Let's not cheat the cheetah
The cheetah is built for speed. In fact, it’s the fastest land animal, reaching speeds up to 120 km/h. It has a long body, strong, lean legs and can go from 0 to 68 mph/h in 3 seconds. Unfortunately, it can’t outrun its own declining numbers.
By Sandie lee Muncaster
But in order to fix the future we have to look at the past. Around 3000 BC Sumerian royalty kept cheetahs as pets. These prized cats were depicted in paintings and were believed to escort the pharaoh’s soul to the afterlife. Asian emperors of this time also kept cheetahs as a means of hunting. Hundreds of cheetahs were taken from the wild for this purpose and because of this continuous drain, numbers quickly dwindled. However, this "hunting leopard" practice didn’t stop there. In the 1900s India and Iran began to import cheetahs from Africa for the same reason, leaving the once flourishing population down to mere thousands.
With the practice of taming and domesticating cheetahs came the problem with inbreeding. Today, molecular genetic studies of the wild cheetah show a lack of genetic variation and is believed to be part of the reason why cheetah cubs don’t often live to see adulthood. This in combination with poaching, the loss of habitat, and local farmers armed with guns, has put this magnificent beast on the endangered list.
The good news is with the understanding of this problem conservationists can now work towards a solution. There are many dedicated organisations helping the cheetah population regain its status. Check out Mountain Zebra National Park in the Eastern Cape. Cheetahs haven’t been present in this area for over 100 years, but in 2007, four cheetahs were introduced and have now flourished to over 30! Visitors to the park also have the opportunity to track cheetahs in the company of armed rangers. Tracking devices now give researchers – and visitors – an opportunity to look for and learn about these beautiful animals.
How can you help?
- Teach your children and those around you about the plight of the cheetah.
- Find out which organisations are doing work to help cheetahs and make a contribution in whatever way you can. You could make a donation, contribute by doing volunteer work, or even buy something small like a car bumper sticker or a Woolworths shopping bag – every bit helps. SANParks supports the cheetah project at the Ajubatus Foundation – click here to find out more.
- Add a cheetah banner to your website, social media pages or blog to help create awareness.
- Sign up to email newsletters or information sites that keep you updated on Africa’s most endangered cat. In this way you can keep informed of progress and research that’s being done.
Let’s not cheat the cheetah out of its right to flourish. Together we can make a difference.
Did You Know...?
- Cheetahs have disappeared from approximately 77 percent of their native African lands.
- Estimates show there are less than 10,000 cheetahs left in the wild.
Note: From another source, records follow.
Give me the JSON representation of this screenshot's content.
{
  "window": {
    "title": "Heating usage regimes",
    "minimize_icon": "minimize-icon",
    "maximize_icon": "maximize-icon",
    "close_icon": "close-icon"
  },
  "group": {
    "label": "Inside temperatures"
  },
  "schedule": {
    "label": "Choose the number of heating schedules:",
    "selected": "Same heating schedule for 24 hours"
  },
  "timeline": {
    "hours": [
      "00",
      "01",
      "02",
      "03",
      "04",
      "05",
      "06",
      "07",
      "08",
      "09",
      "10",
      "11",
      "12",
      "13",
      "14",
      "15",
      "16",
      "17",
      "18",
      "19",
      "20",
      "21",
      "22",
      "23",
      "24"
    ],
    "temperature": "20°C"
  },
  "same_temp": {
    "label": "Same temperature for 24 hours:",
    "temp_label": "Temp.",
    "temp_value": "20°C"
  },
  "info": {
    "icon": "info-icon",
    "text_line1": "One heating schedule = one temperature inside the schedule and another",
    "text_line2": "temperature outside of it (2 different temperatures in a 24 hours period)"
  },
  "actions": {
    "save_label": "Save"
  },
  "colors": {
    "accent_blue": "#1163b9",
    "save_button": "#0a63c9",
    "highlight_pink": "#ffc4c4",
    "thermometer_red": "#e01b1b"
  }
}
- South Africa has over 38 reserves dedicated to repopulating the cheetah species.
- There is no record of a cheetah attacking a human.
© Image by Janet Kleyn
PrintWild is giving one lucky Wild Card member the chance to win an A2 premium stretched canvas valued at R554 in support of cheetahs. Want to win? Tell us the name of the National Park where you can go cheetah tracking in the Eastern Cape. Send your name and Wild Card number with 'cheetahs' in the subject line to email@example.com before 30 September 2012.
The canvas will have this beautiful photograph by Mark Dumbleton of a cheetah chasing a bird. Click here find out more or order your own specialised canvas.